═════ Material for the task

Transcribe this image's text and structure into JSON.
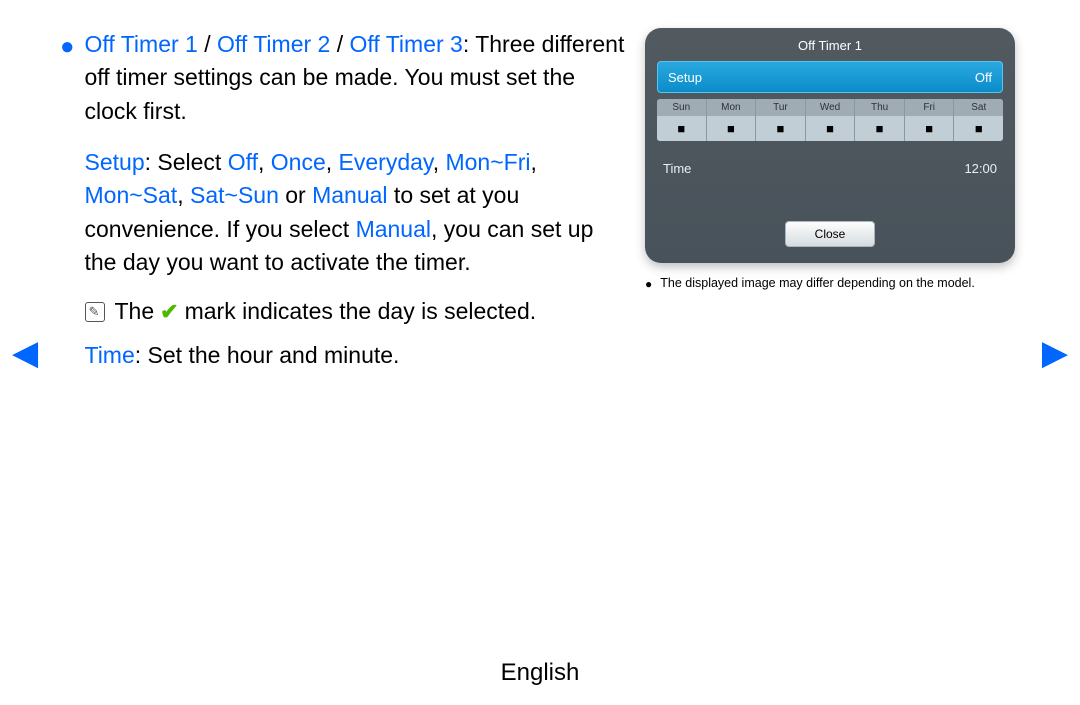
{
  "main": {
    "bullet_heading": {
      "off_timer_1": "Off Timer 1",
      "off_timer_2": "Off Timer 2",
      "off_timer_3": "Off Timer 3"
    },
    "intro_text": ": Three different off timer settings can be made. You must set the clock first.",
    "setup_label": "Setup",
    "setup_colon_text": ": Select ",
    "opt_off": "Off",
    "opt_once": "Once",
    "opt_everyday": "Everyday",
    "opt_monfri": "Mon~Fri",
    "opt_monsat": "Mon~Sat",
    "opt_satsun": "Sat~Sun",
    "opt_or": " or ",
    "opt_manual": "Manual",
    "setup_tail_1": " to set at you convenience. If you select ",
    "setup_tail_2": "Manual",
    "setup_tail_3": ", you can set up the day you want to activate the timer.",
    "note_the": "The",
    "note_text": "mark indicates the day is selected.",
    "time_label": "Time",
    "time_text": ": Set the hour and minute."
  },
  "panel": {
    "title": "Off Timer 1",
    "setup_label": "Setup",
    "setup_value": "Off",
    "days": [
      "Sun",
      "Mon",
      "Tur",
      "Wed",
      "Thu",
      "Fri",
      "Sat"
    ],
    "day_mark": "■",
    "time_label": "Time",
    "time_value": "12:00",
    "close": "Close",
    "note": "The displayed image may differ depending on the model."
  },
  "footer": {
    "language": "English"
  },
  "nav": {
    "left": "◀",
    "right": "▶"
  }
}
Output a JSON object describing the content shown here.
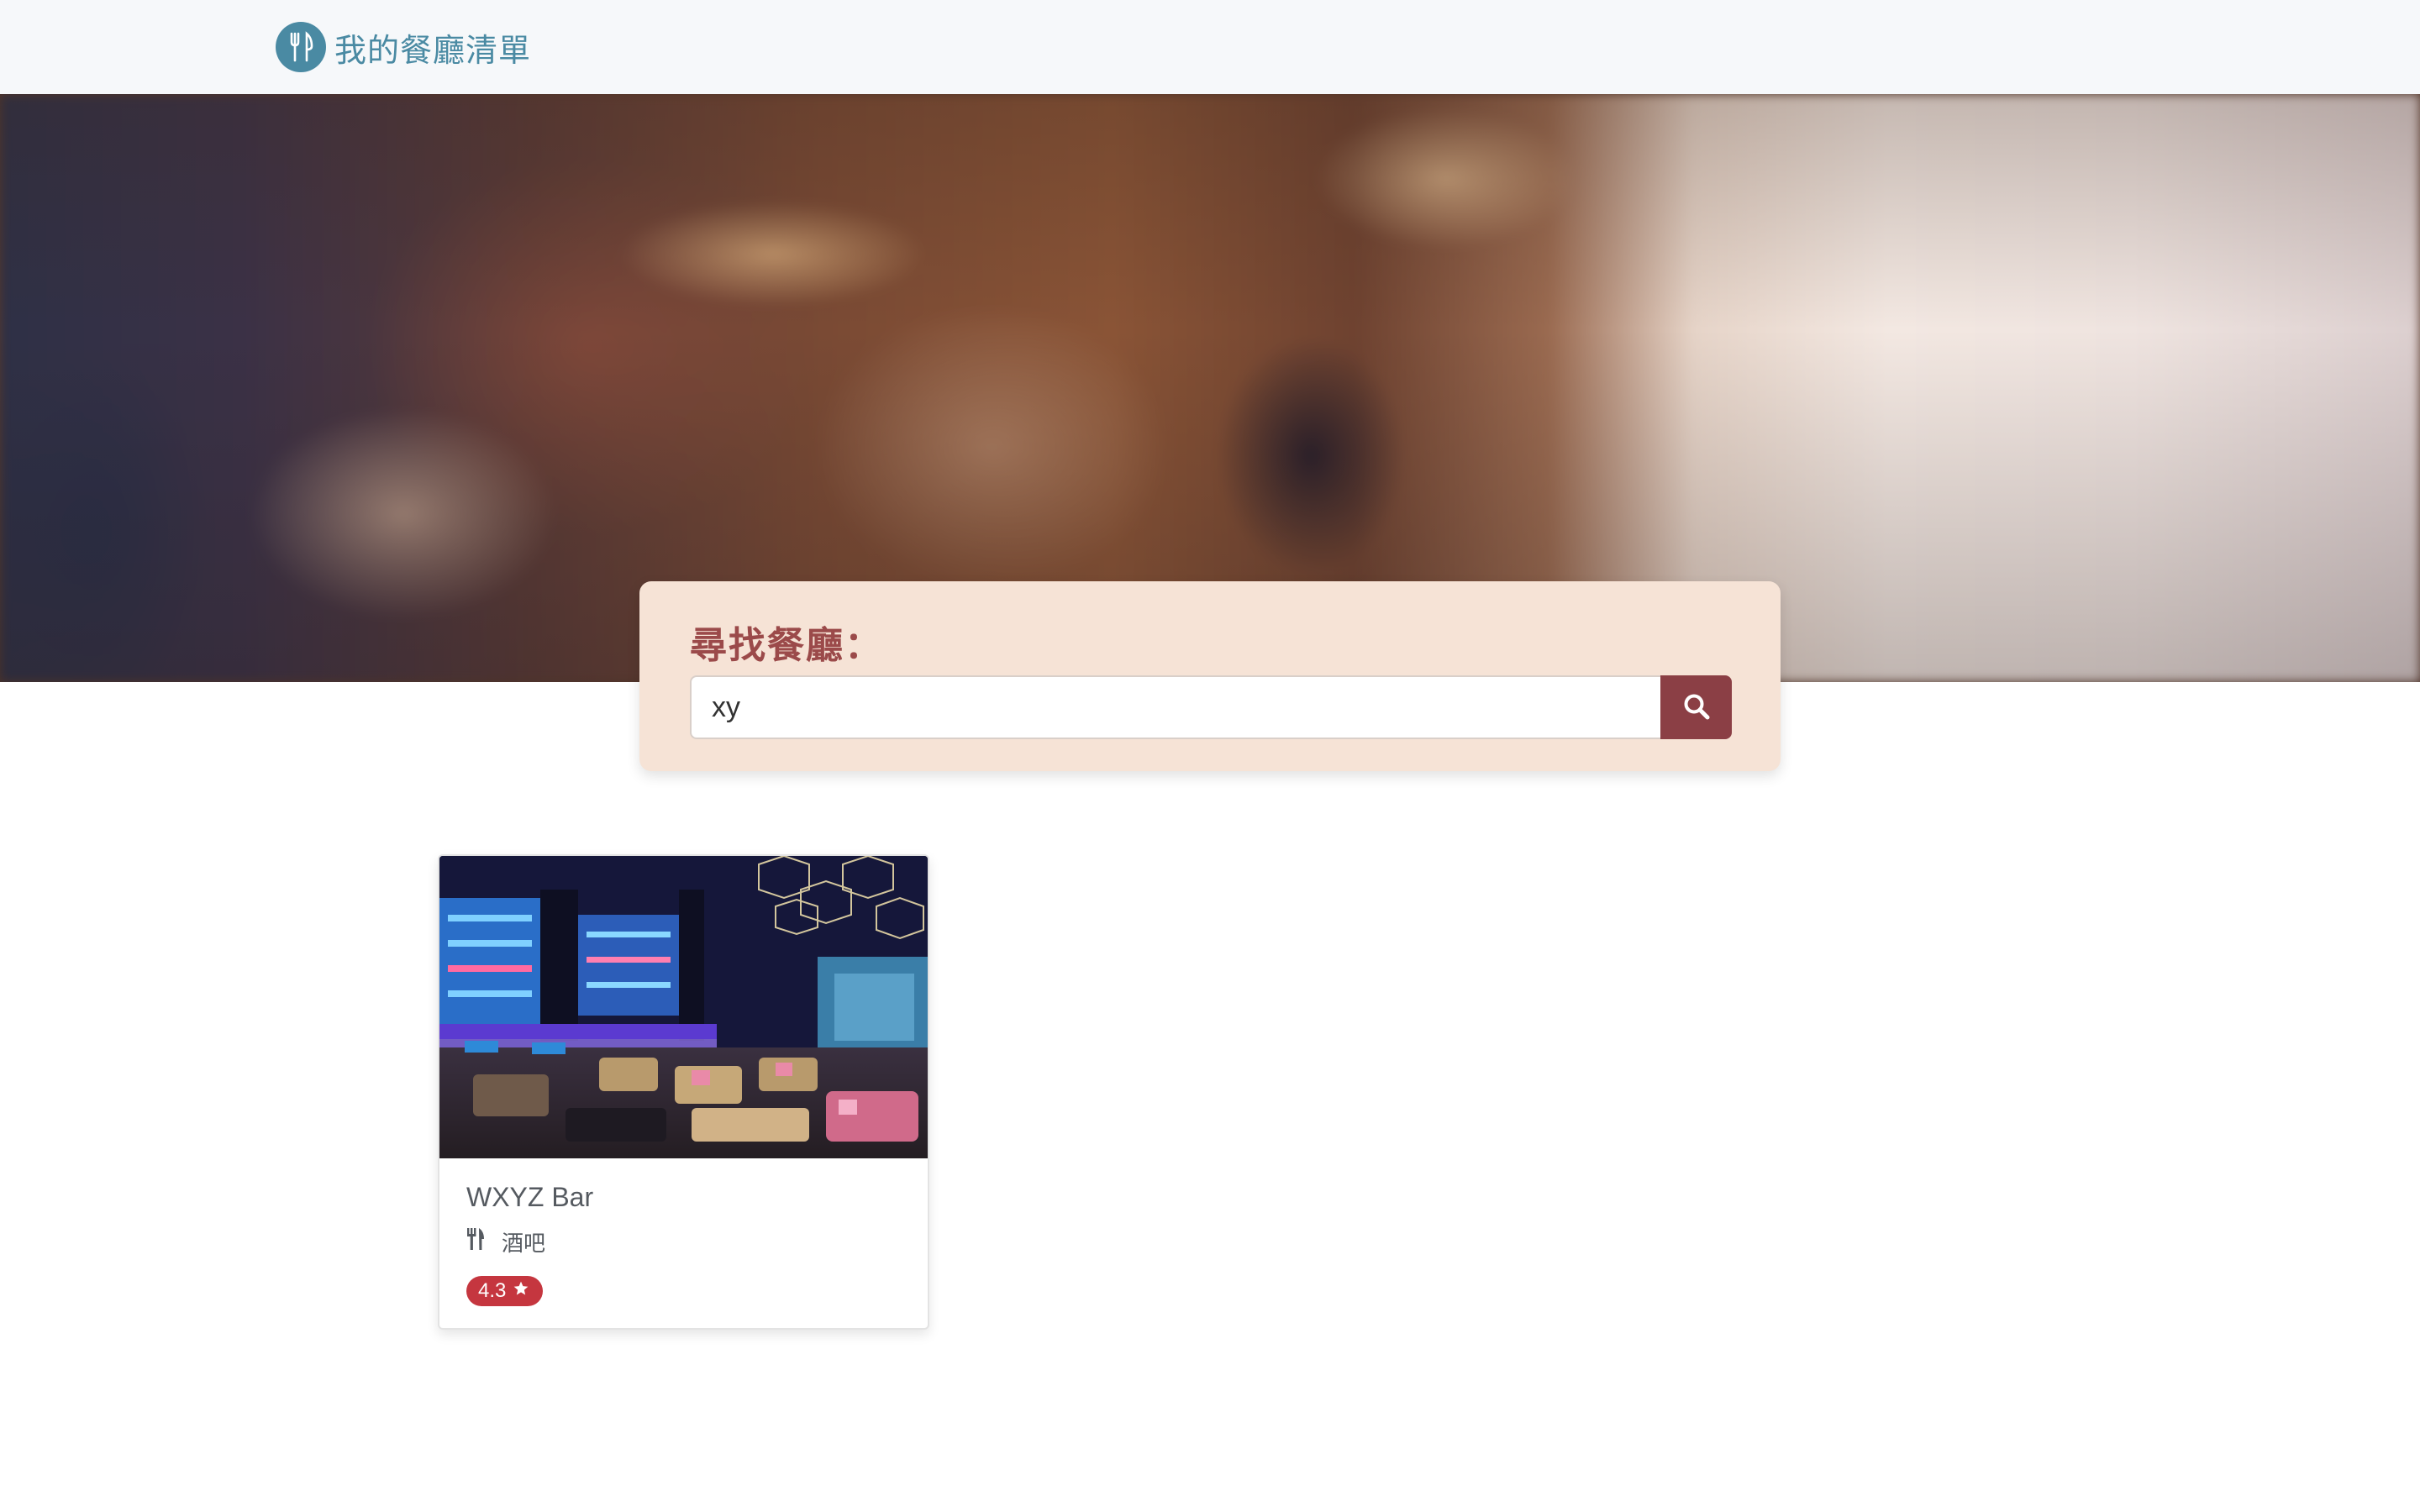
{
  "navbar": {
    "brand_name": "我的餐廳清單",
    "brand_icon": "fork-knife-icon",
    "background": "#f6f8fa",
    "accent": "#4a8aa3"
  },
  "search": {
    "title": "尋找餐廳：",
    "query": "xy",
    "button_icon": "search-icon",
    "panel_color": "#f6e3d6",
    "button_color": "#8b3f45"
  },
  "restaurants": [
    {
      "name": "WXYZ Bar",
      "category": "酒吧",
      "category_icon": "utensils-icon",
      "rating": "4.3",
      "rating_icon": "star-icon",
      "badge_color": "#c5363f"
    }
  ]
}
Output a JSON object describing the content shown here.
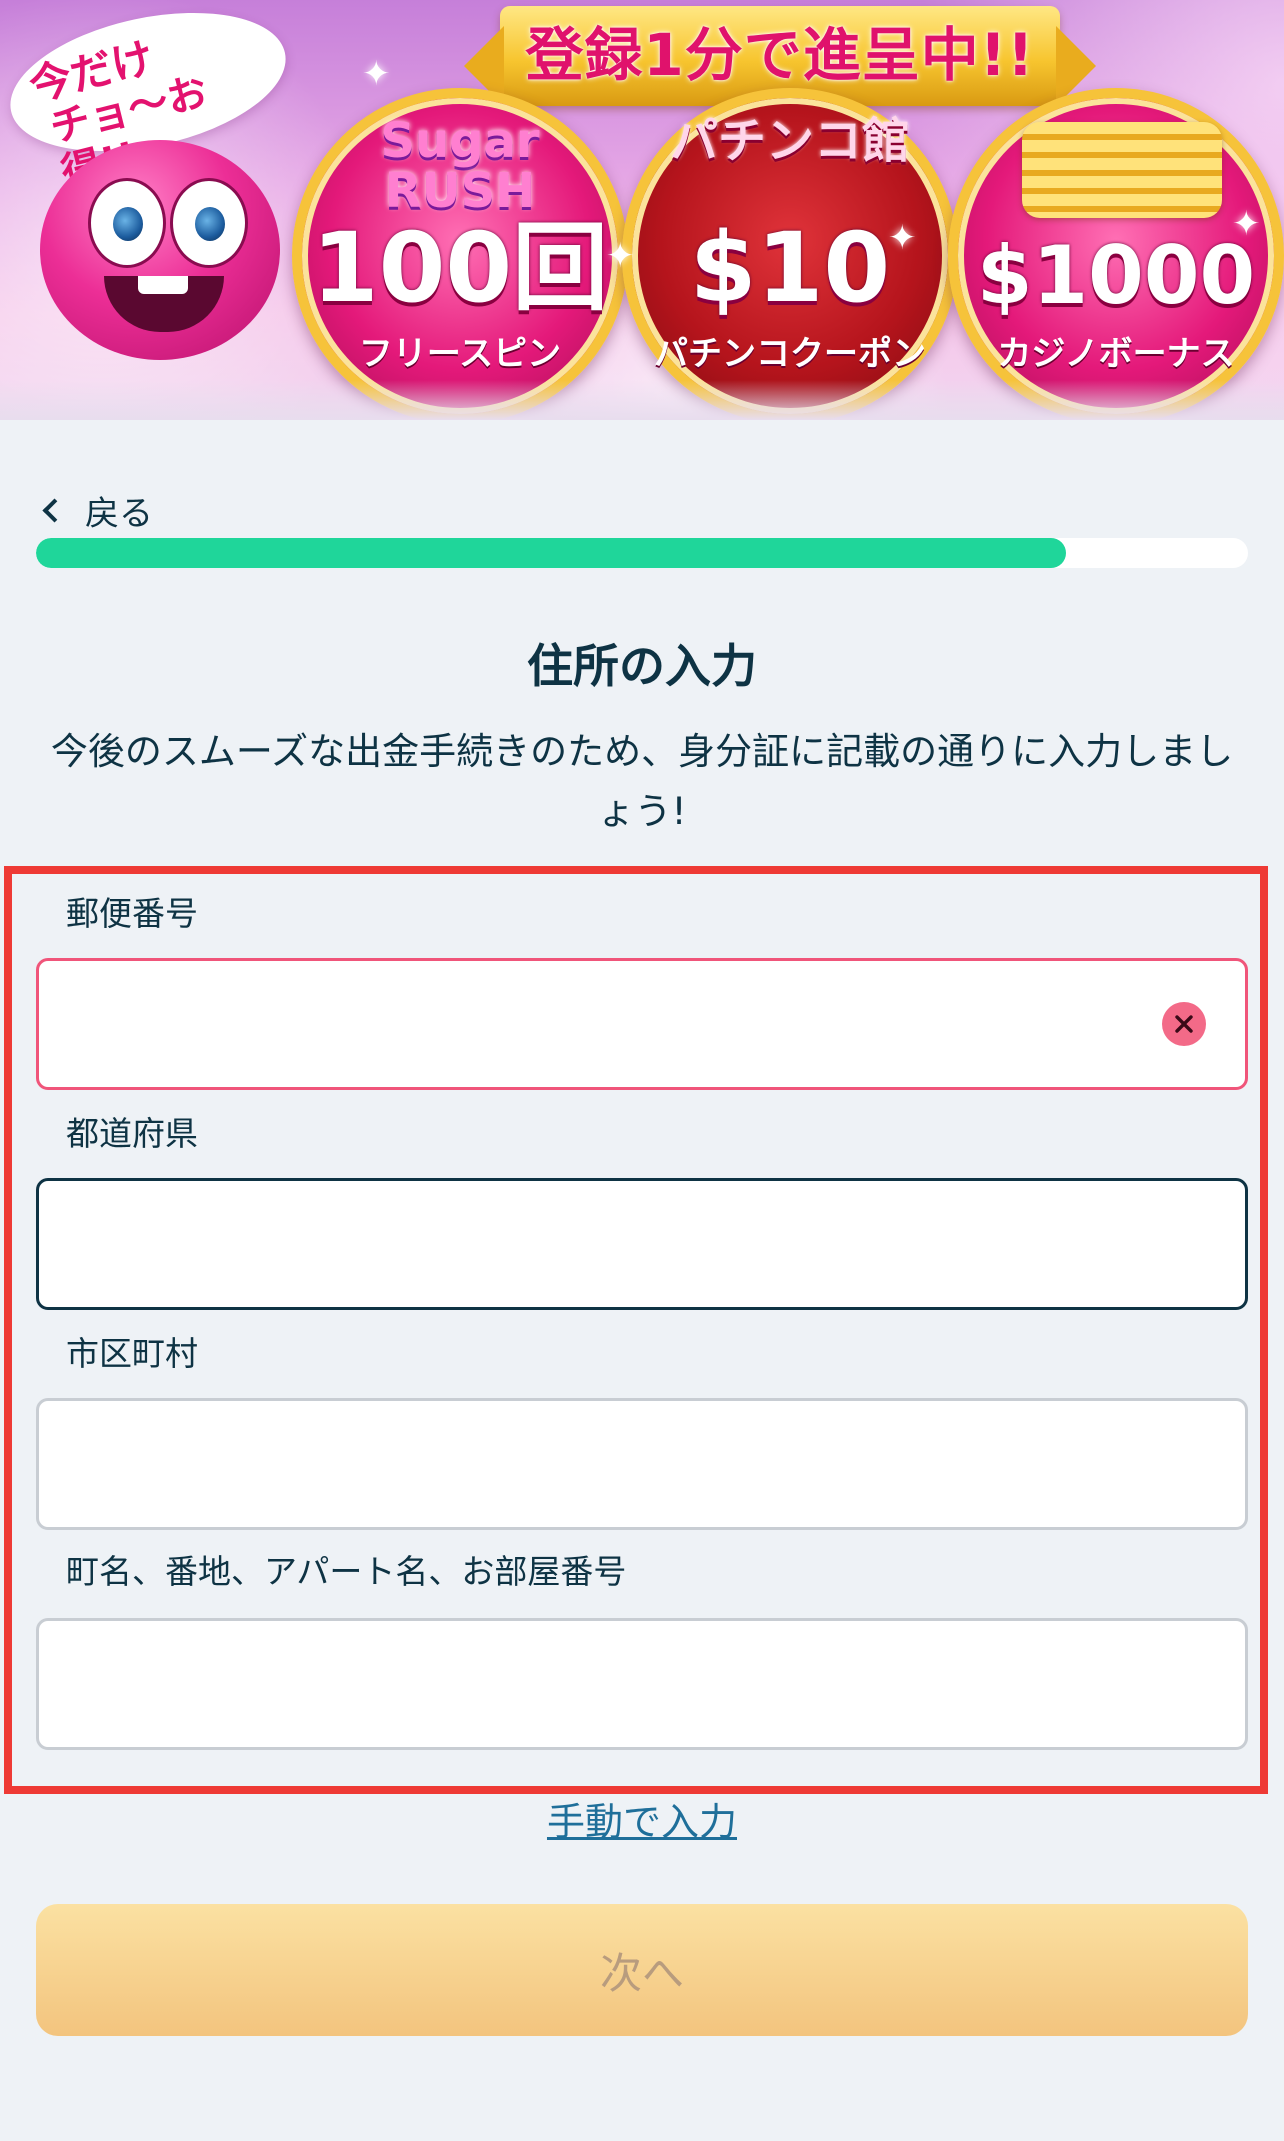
{
  "banner": {
    "promo_line1": "今だけ",
    "promo_line2": "チョ〜お得!!",
    "headline": "登録1分で進呈中!!",
    "offers": [
      {
        "game_logo": "Sugar RUSH",
        "value": "100回",
        "caption": "フリースピン"
      },
      {
        "game_logo": "パチンコ館",
        "value": "$10",
        "caption": "パチンコクーポン"
      },
      {
        "game_logo": "",
        "value": "$1000",
        "caption": "カジノボーナス"
      }
    ]
  },
  "nav": {
    "back_label": "戻る"
  },
  "progress": {
    "fraction": 0.85,
    "fill_color": "#1fd69a"
  },
  "heading": {
    "title": "住所の入力",
    "subtitle": "今後のスムーズな出金手続きのため、身分証に記載の通りに入力しましょう!"
  },
  "form": {
    "fields": [
      {
        "label": "郵便番号",
        "value": "",
        "state": "error"
      },
      {
        "label": "都道府県",
        "value": "",
        "state": "focused"
      },
      {
        "label": "市区町村",
        "value": "",
        "state": "default"
      },
      {
        "label": "町名、番地、アパート名、お部屋番号",
        "value": "",
        "state": "default"
      }
    ],
    "clear_icon": "close-icon",
    "manual_link": "手動で入力"
  },
  "actions": {
    "next_label": "次へ"
  },
  "colors": {
    "accent": "#1fd69a",
    "error": "#f0557a",
    "highlight_frame": "#ee3a35",
    "text": "#0e3344",
    "button": "#f3c47e"
  }
}
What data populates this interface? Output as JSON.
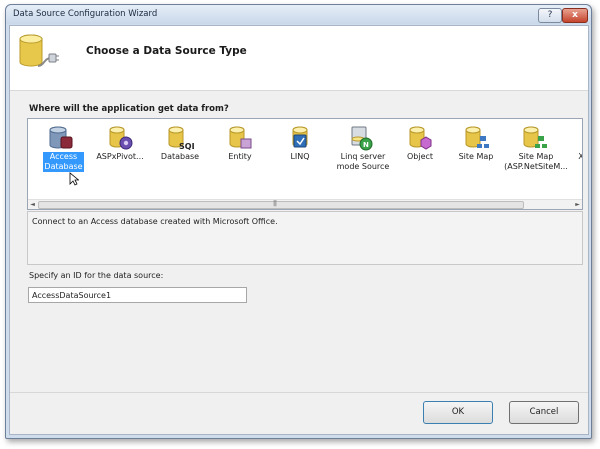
{
  "window": {
    "title": "Data Source Configuration Wizard",
    "help_label": "?",
    "close_label": "x"
  },
  "header": {
    "title": "Choose a Data Source Type"
  },
  "question": "Where will the application get data from?",
  "sources": [
    {
      "label": "Access Database",
      "icon": "access-database-icon",
      "selected": true
    },
    {
      "label": "ASPxPivot...",
      "icon": "pivot-gear-icon"
    },
    {
      "label": "Database",
      "icon": "sql-database-icon"
    },
    {
      "label": "Entity",
      "icon": "entity-icon"
    },
    {
      "label": "LINQ",
      "icon": "linq-icon"
    },
    {
      "label": "Linq server mode Source",
      "icon": "linq-server-icon"
    },
    {
      "label": "Object",
      "icon": "object-icon"
    },
    {
      "label": "Site Map",
      "icon": "sitemap-icon"
    },
    {
      "label": "Site Map (ASP.NetSiteM...",
      "icon": "sitemap-datasource-icon"
    },
    {
      "label": "X",
      "icon": "xml-icon"
    }
  ],
  "scroll": {
    "left": "◄",
    "right": "►",
    "grip": "|||"
  },
  "description": "Connect to an Access database created with Microsoft Office.",
  "id_label": "Specify an ID for the data source:",
  "id_value": "AccessDataSource1",
  "buttons": {
    "ok": "OK",
    "cancel": "Cancel"
  },
  "colors": {
    "selection": "#3399ff",
    "dialog": "#f0f0f0"
  }
}
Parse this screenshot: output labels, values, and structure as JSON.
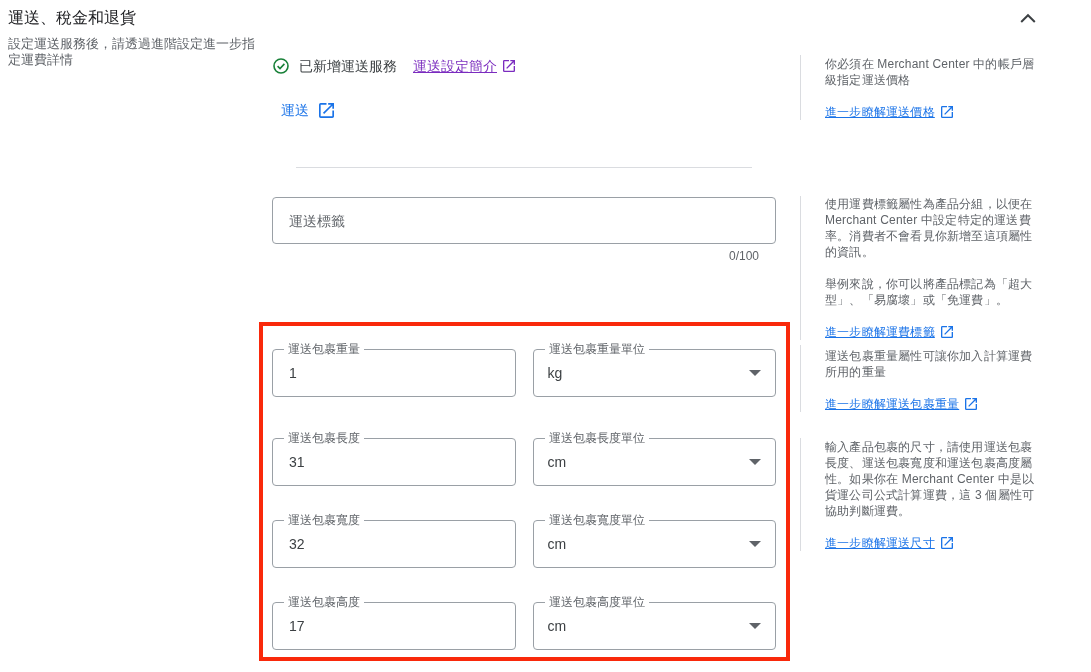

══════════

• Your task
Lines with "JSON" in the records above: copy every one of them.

• Output below
Transcribe this image's text and structure into JSON.
Output a JSON object describing the content shown here.
Output a JSON object describing the content shown here.
What data populates this interface? Output as JSON.
Parse this screenshot: output labels, values, and structure as JSON.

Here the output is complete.